this is something i could talk at length about, but let’s talk about books for a moment briefly. every time i read something, i write about it or talk about it. i am in the habit of always using what i read so that it stays in my brain. for this reason, i am also self-guided to certain books and subjects that are immediately useful. this could be called interest.

from college onwards, i have learned that some of the best research comes from focused play. if you are following your intuition and interest, you are using the information you consume, and playing with it. in turn, you will remember it , and truly know and absorb what you read.

a time for me
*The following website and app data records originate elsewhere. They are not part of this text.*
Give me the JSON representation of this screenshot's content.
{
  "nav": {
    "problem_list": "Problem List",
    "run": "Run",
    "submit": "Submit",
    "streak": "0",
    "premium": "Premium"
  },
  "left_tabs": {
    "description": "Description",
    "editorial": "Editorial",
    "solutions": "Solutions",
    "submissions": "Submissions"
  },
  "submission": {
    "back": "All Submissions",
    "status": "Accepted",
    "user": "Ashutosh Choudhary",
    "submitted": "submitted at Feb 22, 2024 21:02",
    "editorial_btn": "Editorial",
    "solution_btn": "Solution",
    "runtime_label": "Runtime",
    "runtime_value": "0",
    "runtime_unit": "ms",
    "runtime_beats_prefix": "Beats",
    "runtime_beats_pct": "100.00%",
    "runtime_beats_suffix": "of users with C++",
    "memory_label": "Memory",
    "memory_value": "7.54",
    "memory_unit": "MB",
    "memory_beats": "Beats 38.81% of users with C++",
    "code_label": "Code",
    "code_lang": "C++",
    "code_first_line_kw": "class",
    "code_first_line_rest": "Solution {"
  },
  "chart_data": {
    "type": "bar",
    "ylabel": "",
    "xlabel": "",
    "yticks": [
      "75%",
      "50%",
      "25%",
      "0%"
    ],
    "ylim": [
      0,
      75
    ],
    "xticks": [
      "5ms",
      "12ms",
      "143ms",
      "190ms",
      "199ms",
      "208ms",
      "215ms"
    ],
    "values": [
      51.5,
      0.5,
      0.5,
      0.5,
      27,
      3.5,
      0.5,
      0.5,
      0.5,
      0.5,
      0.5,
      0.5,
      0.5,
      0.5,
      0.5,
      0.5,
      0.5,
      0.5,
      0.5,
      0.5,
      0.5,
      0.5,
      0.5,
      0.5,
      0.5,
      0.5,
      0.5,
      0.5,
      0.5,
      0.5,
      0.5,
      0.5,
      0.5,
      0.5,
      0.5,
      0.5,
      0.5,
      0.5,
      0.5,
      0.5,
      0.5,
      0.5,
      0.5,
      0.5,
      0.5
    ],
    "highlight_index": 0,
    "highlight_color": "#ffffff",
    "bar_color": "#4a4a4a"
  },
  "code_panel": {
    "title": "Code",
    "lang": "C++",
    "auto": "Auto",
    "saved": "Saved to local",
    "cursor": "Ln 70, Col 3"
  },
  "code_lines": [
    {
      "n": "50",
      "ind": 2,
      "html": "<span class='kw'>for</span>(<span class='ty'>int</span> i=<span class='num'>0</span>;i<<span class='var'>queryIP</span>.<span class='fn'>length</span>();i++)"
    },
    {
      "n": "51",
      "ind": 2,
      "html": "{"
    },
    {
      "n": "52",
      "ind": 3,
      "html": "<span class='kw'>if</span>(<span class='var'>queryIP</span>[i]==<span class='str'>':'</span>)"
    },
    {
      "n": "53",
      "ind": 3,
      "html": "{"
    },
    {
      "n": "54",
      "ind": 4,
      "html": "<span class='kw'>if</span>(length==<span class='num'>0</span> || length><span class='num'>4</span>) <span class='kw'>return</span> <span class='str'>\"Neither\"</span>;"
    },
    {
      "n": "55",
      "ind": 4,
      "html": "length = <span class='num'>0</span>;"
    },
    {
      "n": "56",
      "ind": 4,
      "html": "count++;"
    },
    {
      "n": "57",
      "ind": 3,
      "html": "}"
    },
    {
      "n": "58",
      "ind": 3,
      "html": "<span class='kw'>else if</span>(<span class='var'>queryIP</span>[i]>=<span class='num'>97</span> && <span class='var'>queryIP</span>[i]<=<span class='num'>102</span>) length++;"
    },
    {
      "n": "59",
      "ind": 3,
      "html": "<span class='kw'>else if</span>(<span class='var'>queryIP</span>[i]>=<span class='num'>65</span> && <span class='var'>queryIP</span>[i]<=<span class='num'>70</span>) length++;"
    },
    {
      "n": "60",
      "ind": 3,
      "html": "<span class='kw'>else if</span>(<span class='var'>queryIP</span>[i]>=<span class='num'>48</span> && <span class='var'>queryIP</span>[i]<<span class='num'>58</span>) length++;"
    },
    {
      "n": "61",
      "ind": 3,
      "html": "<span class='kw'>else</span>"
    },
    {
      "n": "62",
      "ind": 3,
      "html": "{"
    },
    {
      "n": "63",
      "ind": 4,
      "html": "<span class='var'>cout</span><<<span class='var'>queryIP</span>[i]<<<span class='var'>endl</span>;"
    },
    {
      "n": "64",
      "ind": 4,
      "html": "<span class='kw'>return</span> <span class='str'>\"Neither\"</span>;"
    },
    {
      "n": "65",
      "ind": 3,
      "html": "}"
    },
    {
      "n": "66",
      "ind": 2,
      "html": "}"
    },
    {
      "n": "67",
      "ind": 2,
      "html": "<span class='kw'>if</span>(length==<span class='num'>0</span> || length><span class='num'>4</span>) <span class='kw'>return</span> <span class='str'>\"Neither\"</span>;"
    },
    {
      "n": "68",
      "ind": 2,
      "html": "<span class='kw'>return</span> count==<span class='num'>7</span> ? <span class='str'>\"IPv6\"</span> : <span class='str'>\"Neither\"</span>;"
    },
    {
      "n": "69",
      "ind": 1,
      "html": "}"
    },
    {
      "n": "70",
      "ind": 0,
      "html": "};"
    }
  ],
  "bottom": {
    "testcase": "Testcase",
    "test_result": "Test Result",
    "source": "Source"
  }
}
“fridays were the days i would set aside for me,” says cordero core in our most recent interview on the orbit. cordero set aside specific times when he wouldn’t do his assigned work, and instead focus on things that interested him. now at 31, he has a ton of stories, skills, and hobbies along with his engineering degree.

i am taking a leaf out of his book today and trying to spend time doing focused play. my peers are so good at working hard and not very good at resting or enjoying themselves, so in a sense i think doing the things you love is a bit rebellious and revolutionary, and will take you to places you may have never found otherwise.

you don’t have to understand it all immediately

i just watched this talk by programming speaker gary bernhardt and didn’t understand a lot of it. this makes sense, since i am not an expert in coding or programming, and this video is intended for “serious” programmers. gary is clearly charismatic and an engaging speaker, so i managed to sit through the video and get a little bit out of it.

growing up, i used to think that i had to understand everything immediately. in late high school, things got difficult, and i found myself floundering because i didn’t know how to study. then, in college, i learned that when i read a book, it’s a good thing if there are certain parts of the text that fly over my head. that’s why i’m in school.

with my professors, i learned to take note of the things that i didn’t understand but wanted to know more about, and to revisit those passages. this is study, and this is how we next level our understanding of anything in a focused way.

what is information for?

there is too much information out there, far too much than we need on a day to day basis. i used to want to be the smartest person alive, but i realized that this didn’t make sense. even if i knew everything, would i use that information to get through my day? maybe, maybe not. more likely not.

joi ito presents the idea of pulling informational resources as you need them rather than stocking up and saving them. this makes sense – i don’t need to memorize the directions to a new restaurant, i can pull up that information on my phone. i don’t have to remember all my friends’ phone numbers, i get them as i need them.

i like to think of information, especially the information in books, in the same way i think about food: i eat enough of it to get me from one place to another. not only does this minimize the amount of reading and research i have to do, it also narrows its scope in a good way: “what do i need to learn today to get me to the next step of my grand plan?” Each informational “meal” provides us with cognitive energy to figure out the problems in front of us, and eventually we just have it all stored in our bones through repeated use and practice.